What is being asked
Each line below should be set down again unchanged.

[Excerpts from an interface dataset]
<<<<
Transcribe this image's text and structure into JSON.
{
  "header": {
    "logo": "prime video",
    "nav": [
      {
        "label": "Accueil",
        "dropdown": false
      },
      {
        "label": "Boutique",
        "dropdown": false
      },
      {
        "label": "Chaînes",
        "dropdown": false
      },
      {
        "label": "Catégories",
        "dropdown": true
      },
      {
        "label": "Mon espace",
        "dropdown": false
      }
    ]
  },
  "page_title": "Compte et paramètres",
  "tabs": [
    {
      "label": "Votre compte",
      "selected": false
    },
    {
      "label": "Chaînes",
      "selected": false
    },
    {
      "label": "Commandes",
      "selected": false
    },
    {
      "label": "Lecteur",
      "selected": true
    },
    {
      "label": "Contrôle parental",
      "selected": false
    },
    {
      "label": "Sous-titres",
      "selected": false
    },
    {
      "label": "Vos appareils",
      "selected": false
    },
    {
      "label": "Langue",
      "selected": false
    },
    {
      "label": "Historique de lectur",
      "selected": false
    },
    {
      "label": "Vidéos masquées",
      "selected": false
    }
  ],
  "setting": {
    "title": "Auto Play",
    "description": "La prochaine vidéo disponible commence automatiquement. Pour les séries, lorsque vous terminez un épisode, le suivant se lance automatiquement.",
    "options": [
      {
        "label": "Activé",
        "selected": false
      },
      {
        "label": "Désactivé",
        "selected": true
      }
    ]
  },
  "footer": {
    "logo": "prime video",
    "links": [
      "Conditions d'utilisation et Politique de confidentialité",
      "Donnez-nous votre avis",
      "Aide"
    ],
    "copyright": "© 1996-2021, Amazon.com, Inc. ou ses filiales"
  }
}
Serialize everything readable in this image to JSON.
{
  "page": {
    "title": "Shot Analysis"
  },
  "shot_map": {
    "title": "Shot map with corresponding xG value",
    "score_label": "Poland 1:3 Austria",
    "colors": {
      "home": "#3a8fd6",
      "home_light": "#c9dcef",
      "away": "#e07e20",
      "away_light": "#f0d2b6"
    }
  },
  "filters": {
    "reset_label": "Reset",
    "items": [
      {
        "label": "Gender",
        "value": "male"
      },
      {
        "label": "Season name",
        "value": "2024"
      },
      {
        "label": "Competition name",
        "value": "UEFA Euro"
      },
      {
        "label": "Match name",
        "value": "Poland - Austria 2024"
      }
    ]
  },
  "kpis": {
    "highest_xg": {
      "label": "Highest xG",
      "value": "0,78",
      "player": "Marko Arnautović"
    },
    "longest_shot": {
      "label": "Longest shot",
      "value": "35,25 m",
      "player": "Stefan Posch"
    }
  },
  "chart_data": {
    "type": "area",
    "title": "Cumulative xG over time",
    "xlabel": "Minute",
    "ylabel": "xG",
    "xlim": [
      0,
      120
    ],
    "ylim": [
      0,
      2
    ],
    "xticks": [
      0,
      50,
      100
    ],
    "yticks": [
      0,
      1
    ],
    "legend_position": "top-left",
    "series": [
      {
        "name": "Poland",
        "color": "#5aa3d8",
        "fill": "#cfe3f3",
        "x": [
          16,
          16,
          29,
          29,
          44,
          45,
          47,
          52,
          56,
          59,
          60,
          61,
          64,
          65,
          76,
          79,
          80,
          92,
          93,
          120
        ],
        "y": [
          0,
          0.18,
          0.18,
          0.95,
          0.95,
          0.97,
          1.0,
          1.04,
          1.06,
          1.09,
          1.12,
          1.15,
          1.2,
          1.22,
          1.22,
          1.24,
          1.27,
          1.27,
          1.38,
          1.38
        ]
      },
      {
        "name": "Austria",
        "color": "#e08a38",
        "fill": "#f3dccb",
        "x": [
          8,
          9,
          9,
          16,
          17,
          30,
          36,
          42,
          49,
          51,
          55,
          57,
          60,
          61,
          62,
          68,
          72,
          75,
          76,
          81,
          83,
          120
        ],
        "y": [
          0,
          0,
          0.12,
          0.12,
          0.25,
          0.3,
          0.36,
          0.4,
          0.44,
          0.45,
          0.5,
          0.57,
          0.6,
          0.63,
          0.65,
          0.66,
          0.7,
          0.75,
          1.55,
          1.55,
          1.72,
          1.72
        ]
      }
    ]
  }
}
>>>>
The answer
Transcribe this image's text and structure into JSON.
{
  "header": {
    "logo": "prime video",
    "nav": [
      {
        "label": "Accueil",
        "dropdown": false
      },
      {
        "label": "Boutique",
        "dropdown": false
      },
      {
        "label": "Chaînes",
        "dropdown": false
      },
      {
        "label": "Catégories",
        "dropdown": true
      },
      {
        "label": "Mon espace",
        "dropdown": false
      }
    ]
  },
  "page_title": "Compte et paramètres",
  "tabs": [
    {
      "label": "Votre compte",
      "selected": false
    },
    {
      "label": "Chaînes",
      "selected": false
    },
    {
      "label": "Commandes",
      "selected": false
    },
    {
      "label": "Lecteur",
      "selected": true
    },
    {
      "label": "Contrôle parental",
      "selected": false
    },
    {
      "label": "Sous-titres",
      "selected": false
    },
    {
      "label": "Vos appareils",
      "selected": false
    },
    {
      "label": "Langue",
      "selected": false
    },
    {
      "label": "Historique de lectur",
      "selected": false
    },
    {
      "label": "Vidéos masquées",
      "selected": false
    }
  ],
  "setting": {
    "title": "Auto Play",
    "description": "La prochaine vidéo disponible commence automatiquement. Pour les séries, lorsque vous terminez un épisode, le suivant se lance automatiquement.",
    "options": [
      {
        "label": "Activé",
        "selected": false
      },
      {
        "label": "Désactivé",
        "selected": true
      }
    ]
  },
  "footer": {
    "logo": "prime video",
    "links": [
      "Conditions d'utilisation et Politique de confidentialité",
      "Donnez-nous votre avis",
      "Aide"
    ],
    "copyright": "© 1996-2021, Amazon.com, Inc. ou ses filiales"
  }
}
Serialize everything readable in this image to JSON.
{
  "page": {
    "title": "Shot Analysis"
  },
  "shot_map": {
    "title": "Shot map with corresponding xG value",
    "score_label": "Poland 1:3 Austria",
    "colors": {
      "home": "#3a8fd6",
      "home_light": "#c9dcef",
      "away": "#e07e20",
      "away_light": "#f0d2b6"
    }
  },
  "filters": {
    "reset_label": "Reset",
    "items": [
      {
        "label": "Gender",
        "value": "male"
      },
      {
        "label": "Season name",
        "value": "2024"
      },
      {
        "label": "Competition name",
        "value": "UEFA Euro"
      },
      {
        "label": "Match name",
        "value": "Poland - Austria 2024"
      }
    ]
  },
  "kpis": {
    "highest_xg": {
      "label": "Highest xG",
      "value": "0,78",
      "player": "Marko Arnautović"
    },
    "longest_shot": {
      "label": "Longest shot",
      "value": "35,25 m",
      "player": "Stefan Posch"
    }
  },
  "chart_data": {
    "type": "area",
    "title": "Cumulative xG over time",
    "xlabel": "Minute",
    "ylabel": "xG",
    "xlim": [
      0,
      120
    ],
    "ylim": [
      0,
      2
    ],
    "xticks": [
      0,
      50,
      100
    ],
    "yticks": [
      0,
      1
    ],
    "legend_position": "top-left",
    "series": [
      {
        "name": "Poland",
        "color": "#5aa3d8",
        "fill": "#cfe3f3",
        "x": [
          16,
          16,
          29,
          29,
          44,
          45,
          47,
          52,
          56,
          59,
          60,
          61,
          64,
          65,
          76,
          79,
          80,
          92,
          93,
          120
        ],
        "y": [
          0,
          0.18,
          0.18,
          0.95,
          0.95,
          0.97,
          1.0,
          1.04,
          1.06,
          1.09,
          1.12,
          1.15,
          1.2,
          1.22,
          1.22,
          1.24,
          1.27,
          1.27,
          1.38,
          1.38
        ]
      },
      {
        "name": "Austria",
        "color": "#e08a38",
        "fill": "#f3dccb",
        "x": [
          8,
          9,
          9,
          16,
          17,
          30,
          36,
          42,
          49,
          51,
          55,
          57,
          60,
          61,
          62,
          68,
          72,
          75,
          76,
          81,
          83,
          120
        ],
        "y": [
          0,
          0,
          0.12,
          0.12,
          0.25,
          0.3,
          0.36,
          0.4,
          0.44,
          0.45,
          0.5,
          0.57,
          0.6,
          0.63,
          0.65,
          0.66,
          0.7,
          0.75,
          1.55,
          1.55,
          1.72,
          1.72
        ]
      }
    ]
  }
}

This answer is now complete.